## Task to carry out
Sort through the entries below and pull out lines containing the word "giorni".

►

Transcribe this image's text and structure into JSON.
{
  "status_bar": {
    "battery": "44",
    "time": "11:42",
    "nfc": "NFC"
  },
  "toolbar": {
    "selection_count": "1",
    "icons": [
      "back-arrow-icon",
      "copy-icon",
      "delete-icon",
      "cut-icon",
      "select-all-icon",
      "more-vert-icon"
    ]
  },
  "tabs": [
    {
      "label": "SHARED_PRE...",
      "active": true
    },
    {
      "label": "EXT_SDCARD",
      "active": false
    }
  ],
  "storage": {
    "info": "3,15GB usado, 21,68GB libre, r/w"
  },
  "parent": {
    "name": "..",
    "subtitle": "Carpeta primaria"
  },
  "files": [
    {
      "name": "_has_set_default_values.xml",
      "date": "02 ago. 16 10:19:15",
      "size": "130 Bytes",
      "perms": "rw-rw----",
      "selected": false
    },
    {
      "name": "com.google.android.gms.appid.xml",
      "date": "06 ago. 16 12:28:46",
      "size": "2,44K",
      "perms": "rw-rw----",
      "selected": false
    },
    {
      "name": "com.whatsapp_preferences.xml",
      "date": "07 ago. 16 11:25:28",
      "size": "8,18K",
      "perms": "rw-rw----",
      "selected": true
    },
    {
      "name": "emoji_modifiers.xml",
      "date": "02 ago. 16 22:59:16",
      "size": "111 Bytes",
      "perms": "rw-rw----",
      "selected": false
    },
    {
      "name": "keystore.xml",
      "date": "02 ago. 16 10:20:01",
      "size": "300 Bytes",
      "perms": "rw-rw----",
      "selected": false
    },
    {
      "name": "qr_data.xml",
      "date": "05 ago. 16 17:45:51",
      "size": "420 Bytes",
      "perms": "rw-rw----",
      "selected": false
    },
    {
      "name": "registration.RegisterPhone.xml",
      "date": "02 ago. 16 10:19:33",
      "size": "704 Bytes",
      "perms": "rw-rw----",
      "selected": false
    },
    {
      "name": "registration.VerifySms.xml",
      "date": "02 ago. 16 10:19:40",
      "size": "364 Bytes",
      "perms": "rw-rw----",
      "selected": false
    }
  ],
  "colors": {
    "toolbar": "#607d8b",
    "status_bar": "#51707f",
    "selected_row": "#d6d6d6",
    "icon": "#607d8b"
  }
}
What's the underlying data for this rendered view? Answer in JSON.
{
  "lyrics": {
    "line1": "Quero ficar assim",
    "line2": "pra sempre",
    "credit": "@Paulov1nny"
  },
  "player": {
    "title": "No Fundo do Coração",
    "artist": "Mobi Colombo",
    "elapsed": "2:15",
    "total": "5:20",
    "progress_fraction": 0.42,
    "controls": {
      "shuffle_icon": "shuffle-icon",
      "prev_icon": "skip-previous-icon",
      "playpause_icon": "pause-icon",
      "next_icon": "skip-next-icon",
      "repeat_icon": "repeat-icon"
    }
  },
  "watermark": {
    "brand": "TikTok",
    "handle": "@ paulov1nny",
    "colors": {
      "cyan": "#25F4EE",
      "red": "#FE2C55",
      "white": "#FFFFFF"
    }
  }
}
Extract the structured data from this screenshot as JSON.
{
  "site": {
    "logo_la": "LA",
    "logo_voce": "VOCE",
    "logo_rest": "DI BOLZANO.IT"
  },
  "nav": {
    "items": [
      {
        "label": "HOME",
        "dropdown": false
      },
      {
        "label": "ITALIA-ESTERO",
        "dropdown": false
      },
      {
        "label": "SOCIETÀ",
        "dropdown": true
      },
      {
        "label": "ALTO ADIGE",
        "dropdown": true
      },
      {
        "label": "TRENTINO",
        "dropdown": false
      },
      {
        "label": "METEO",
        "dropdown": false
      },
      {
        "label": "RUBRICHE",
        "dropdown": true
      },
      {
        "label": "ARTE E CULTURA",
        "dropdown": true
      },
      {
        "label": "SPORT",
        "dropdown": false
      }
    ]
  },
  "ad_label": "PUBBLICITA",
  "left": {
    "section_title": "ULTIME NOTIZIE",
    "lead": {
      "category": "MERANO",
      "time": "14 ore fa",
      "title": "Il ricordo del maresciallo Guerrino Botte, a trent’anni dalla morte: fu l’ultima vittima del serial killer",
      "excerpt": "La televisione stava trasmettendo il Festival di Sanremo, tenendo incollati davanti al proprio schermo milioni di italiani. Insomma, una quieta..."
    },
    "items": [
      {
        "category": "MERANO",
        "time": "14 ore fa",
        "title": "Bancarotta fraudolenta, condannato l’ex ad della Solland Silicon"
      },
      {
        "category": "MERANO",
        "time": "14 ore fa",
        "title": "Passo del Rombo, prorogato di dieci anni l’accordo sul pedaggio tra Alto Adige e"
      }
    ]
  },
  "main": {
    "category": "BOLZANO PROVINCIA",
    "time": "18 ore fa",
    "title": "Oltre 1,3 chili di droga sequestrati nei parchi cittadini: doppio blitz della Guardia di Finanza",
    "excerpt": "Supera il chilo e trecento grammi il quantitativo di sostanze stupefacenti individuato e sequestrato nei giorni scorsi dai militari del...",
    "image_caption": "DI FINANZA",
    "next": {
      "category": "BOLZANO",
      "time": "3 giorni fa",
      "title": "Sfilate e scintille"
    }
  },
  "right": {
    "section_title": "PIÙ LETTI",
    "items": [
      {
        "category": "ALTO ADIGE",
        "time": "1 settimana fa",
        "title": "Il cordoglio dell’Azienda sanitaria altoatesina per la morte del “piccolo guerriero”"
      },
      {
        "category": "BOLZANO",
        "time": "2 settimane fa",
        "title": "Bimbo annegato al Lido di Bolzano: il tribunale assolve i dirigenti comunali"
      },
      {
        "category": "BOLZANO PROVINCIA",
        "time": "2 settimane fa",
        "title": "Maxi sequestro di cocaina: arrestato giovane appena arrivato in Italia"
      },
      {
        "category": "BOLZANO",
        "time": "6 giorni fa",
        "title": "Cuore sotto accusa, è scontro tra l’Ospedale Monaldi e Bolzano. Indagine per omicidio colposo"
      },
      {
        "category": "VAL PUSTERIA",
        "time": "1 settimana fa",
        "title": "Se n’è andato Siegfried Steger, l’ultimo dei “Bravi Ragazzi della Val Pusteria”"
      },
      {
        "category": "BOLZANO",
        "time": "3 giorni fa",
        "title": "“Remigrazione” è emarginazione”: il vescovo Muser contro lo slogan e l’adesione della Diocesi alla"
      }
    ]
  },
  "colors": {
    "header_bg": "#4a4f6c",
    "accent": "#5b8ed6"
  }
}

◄

## Output
    "excerpt": "Supera il chilo e trecento grammi il quantitativo di sostanze stupefacenti individuato e sequestrato nei giorni scorsi dai militari del...",
      "time": "3 giorni fa",
        "time": "6 giorni fa",
        "time": "3 giorni fa",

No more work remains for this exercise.